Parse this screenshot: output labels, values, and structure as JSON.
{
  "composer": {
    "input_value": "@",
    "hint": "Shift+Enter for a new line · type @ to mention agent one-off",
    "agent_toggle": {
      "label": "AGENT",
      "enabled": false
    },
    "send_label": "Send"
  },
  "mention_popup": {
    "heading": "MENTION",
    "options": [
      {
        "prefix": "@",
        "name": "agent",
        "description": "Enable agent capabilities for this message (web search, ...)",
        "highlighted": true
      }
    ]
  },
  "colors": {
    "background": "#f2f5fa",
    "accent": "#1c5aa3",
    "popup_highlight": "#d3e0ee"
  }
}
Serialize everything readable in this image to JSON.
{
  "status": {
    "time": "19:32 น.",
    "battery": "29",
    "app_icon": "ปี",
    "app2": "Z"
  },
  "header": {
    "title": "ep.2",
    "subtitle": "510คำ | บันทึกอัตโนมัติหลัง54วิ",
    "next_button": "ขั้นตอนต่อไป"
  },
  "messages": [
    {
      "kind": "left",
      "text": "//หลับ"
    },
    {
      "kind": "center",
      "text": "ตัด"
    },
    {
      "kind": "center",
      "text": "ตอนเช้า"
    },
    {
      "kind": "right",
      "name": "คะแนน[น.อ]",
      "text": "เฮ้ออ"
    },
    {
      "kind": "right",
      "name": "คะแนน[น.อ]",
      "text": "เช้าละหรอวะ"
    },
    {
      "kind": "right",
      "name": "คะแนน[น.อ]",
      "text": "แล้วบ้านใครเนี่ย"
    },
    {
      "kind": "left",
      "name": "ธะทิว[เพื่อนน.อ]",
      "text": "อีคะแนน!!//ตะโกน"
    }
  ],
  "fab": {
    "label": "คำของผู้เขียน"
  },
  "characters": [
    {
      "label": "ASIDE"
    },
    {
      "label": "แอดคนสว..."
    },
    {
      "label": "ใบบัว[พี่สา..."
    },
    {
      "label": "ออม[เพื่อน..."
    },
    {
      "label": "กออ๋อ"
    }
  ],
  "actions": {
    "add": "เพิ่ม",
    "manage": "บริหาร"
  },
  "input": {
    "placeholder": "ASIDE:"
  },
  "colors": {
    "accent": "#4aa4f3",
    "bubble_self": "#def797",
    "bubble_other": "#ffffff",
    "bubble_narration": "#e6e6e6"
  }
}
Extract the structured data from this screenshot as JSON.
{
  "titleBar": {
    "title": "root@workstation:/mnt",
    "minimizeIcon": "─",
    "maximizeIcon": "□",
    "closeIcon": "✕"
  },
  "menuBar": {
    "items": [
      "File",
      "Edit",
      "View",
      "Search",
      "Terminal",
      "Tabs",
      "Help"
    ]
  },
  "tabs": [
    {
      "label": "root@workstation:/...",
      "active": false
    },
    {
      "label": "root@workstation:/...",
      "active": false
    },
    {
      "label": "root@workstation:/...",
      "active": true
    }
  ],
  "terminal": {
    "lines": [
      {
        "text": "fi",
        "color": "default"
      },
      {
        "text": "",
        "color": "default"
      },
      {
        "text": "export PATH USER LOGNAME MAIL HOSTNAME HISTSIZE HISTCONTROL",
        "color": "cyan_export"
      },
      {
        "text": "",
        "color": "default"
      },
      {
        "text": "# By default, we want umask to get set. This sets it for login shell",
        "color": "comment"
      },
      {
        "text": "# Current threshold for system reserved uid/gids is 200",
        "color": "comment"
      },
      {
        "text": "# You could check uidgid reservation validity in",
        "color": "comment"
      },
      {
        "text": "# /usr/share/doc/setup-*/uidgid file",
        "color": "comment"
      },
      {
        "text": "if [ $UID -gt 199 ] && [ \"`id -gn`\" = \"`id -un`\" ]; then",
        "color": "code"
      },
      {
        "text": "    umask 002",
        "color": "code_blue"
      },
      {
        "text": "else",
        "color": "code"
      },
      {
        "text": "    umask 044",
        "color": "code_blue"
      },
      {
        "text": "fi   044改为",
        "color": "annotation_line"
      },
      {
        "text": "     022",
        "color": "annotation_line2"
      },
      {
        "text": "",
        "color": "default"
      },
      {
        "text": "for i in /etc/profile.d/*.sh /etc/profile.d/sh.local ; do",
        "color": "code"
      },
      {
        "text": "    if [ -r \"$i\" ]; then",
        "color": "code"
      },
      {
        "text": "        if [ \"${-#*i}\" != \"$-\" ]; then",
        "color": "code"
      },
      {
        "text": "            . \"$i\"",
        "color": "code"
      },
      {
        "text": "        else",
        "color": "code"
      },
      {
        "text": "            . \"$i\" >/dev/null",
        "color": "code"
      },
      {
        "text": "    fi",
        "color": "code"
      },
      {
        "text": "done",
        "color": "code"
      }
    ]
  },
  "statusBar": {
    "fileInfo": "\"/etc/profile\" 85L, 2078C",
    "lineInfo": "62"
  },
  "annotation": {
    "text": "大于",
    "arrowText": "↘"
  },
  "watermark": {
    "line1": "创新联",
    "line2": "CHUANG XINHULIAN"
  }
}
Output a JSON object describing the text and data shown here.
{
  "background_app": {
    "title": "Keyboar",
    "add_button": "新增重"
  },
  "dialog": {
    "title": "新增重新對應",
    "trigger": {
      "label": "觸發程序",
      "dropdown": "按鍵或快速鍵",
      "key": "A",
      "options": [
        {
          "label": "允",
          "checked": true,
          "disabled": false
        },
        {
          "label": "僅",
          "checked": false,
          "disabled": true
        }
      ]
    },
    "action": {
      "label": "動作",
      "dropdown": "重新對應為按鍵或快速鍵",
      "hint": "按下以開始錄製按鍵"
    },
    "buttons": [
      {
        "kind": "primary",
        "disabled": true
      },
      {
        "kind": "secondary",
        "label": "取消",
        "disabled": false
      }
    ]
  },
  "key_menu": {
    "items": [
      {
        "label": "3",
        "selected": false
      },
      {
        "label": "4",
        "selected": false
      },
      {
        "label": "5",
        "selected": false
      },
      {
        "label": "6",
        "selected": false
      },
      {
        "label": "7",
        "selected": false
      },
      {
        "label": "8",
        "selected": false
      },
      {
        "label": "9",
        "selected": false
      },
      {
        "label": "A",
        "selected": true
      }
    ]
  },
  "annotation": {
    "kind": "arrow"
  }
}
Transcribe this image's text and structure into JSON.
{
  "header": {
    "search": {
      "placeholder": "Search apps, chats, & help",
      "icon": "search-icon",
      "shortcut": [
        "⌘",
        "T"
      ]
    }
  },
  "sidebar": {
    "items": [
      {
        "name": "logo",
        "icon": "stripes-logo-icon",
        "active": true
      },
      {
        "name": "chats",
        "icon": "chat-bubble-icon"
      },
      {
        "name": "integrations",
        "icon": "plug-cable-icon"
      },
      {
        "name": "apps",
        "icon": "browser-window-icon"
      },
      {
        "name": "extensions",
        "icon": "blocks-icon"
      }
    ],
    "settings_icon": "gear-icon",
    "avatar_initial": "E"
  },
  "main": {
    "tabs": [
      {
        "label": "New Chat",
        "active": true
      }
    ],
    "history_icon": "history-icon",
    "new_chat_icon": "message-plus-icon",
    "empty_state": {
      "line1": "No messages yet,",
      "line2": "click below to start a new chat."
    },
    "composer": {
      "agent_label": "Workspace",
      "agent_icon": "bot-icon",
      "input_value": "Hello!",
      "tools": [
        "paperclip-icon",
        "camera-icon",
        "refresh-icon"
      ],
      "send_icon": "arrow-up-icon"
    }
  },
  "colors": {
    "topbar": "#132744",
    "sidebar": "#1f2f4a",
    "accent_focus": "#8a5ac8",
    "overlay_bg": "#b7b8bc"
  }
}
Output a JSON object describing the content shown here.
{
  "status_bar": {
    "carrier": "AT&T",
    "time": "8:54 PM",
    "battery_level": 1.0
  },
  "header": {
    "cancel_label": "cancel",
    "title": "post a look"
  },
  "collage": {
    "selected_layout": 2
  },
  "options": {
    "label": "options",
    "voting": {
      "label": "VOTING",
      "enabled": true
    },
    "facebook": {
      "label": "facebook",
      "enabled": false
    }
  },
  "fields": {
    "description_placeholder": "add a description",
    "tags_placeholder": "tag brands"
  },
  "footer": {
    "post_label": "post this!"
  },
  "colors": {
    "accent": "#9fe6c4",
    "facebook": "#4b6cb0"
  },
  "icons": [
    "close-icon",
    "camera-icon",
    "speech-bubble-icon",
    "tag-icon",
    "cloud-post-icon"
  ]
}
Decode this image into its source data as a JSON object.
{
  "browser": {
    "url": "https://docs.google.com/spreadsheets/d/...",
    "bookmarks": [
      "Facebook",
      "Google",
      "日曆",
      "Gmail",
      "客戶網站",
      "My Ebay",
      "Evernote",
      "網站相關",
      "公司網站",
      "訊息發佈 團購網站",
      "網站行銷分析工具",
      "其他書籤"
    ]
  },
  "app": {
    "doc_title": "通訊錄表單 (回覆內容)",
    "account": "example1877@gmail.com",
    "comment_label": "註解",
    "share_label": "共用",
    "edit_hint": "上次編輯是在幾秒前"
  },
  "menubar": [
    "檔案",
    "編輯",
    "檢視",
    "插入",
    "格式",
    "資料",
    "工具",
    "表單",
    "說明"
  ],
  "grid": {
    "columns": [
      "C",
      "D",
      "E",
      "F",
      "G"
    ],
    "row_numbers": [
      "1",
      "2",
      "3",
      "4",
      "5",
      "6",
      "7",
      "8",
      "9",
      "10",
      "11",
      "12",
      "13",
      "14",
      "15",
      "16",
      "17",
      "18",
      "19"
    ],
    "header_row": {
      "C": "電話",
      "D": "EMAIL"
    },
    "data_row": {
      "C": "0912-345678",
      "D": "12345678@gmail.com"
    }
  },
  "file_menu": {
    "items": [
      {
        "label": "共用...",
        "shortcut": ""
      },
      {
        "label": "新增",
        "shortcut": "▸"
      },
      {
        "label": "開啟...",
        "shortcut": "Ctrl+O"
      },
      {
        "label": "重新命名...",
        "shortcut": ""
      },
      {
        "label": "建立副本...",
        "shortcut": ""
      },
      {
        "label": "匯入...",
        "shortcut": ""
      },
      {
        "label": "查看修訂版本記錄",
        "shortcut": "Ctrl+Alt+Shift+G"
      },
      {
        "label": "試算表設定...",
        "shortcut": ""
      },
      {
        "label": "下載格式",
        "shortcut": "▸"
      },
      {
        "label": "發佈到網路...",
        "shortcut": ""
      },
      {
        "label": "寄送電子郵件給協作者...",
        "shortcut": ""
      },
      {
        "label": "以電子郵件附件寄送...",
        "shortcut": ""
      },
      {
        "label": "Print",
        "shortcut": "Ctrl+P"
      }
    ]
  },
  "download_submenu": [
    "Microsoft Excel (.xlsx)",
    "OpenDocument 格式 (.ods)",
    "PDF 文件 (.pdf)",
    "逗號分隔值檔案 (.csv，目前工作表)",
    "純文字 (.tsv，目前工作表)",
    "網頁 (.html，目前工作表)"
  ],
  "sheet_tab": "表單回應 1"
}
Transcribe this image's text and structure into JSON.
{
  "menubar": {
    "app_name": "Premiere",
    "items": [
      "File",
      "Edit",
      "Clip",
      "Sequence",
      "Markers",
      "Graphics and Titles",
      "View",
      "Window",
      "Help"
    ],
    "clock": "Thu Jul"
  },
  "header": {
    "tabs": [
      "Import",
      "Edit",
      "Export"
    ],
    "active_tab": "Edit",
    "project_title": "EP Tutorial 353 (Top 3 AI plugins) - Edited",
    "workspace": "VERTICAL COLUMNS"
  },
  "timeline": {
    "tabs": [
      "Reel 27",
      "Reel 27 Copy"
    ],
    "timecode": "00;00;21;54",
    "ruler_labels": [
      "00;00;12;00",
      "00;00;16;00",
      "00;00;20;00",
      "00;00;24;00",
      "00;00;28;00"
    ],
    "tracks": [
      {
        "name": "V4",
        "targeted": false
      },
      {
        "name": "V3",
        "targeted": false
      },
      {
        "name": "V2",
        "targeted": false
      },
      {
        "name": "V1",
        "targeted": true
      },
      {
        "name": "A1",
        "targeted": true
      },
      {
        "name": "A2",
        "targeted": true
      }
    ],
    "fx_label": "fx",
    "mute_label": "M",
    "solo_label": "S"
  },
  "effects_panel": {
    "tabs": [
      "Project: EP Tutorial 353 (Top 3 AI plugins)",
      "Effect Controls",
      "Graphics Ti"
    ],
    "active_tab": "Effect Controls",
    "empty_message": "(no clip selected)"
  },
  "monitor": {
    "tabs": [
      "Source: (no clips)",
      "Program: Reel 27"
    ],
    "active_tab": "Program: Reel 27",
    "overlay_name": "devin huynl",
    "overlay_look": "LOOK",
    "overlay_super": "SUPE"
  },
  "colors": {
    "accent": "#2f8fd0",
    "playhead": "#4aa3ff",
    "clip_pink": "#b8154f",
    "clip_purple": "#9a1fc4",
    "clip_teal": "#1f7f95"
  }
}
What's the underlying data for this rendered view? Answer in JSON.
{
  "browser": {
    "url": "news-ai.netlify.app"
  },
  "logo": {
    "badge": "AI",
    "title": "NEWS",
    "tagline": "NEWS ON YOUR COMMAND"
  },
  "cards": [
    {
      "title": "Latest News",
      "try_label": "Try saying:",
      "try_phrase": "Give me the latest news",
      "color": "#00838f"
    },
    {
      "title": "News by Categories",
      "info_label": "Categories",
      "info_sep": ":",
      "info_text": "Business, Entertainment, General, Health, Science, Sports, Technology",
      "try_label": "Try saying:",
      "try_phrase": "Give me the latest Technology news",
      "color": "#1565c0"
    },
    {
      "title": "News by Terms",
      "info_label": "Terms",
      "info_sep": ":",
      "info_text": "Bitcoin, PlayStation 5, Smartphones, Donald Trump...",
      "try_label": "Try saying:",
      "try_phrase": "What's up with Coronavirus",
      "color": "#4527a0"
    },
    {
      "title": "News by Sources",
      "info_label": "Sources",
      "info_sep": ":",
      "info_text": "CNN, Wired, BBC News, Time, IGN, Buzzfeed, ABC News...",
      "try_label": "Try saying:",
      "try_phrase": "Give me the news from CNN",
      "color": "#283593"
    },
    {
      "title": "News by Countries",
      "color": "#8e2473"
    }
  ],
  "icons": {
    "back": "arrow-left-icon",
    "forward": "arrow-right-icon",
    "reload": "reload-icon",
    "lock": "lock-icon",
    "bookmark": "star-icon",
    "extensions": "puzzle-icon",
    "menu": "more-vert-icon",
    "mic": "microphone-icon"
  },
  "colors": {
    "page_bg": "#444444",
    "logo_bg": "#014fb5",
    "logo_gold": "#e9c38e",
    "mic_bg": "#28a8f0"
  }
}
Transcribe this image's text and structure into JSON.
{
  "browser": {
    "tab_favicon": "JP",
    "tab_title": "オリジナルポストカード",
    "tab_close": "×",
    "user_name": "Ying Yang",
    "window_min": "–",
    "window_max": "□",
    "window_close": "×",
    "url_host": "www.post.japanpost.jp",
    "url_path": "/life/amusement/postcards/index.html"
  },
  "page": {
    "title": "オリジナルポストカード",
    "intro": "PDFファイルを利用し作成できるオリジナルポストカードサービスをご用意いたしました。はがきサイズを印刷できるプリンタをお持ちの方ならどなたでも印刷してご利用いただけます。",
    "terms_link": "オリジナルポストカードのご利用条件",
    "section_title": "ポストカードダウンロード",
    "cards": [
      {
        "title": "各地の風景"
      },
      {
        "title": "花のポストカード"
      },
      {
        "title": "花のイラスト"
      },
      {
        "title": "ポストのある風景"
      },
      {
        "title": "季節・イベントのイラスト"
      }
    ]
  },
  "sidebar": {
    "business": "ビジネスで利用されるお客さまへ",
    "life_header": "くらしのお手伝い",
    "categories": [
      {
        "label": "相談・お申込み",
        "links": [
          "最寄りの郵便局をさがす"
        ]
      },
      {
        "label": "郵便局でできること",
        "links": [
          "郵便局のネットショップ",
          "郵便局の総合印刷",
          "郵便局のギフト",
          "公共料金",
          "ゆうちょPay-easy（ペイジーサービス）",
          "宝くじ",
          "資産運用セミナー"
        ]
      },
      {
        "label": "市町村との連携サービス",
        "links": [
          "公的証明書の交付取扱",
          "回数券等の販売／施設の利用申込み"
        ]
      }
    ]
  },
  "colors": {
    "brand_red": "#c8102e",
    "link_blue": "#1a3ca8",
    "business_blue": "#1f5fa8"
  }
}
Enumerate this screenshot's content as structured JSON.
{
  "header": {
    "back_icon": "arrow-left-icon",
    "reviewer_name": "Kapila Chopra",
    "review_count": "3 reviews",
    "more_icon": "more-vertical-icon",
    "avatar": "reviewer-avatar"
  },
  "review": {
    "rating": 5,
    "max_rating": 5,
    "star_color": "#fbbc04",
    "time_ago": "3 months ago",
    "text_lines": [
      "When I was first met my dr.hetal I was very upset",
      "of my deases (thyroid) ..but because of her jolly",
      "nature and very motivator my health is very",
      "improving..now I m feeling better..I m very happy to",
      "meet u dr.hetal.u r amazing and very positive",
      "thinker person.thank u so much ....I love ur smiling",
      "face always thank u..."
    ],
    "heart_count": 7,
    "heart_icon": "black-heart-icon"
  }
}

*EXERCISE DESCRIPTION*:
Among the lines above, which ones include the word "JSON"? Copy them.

*WRITTEN RESPONSE*:
Parse this screenshot: output labels, values, and structure as JSON.
Serialize everything readable in this image to JSON.
Extract the structured data from this screenshot as JSON.
Output a JSON object describing the text and data shown here.
Transcribe this image's text and structure into JSON.
Output a JSON object describing the content shown here.
Decode this image into its source data as a JSON object.
Transcribe this image's text and structure into JSON.
What's the underlying data for this rendered view? Answer in JSON.
Transcribe this image's text and structure into JSON.
Enumerate this screenshot's content as structured JSON.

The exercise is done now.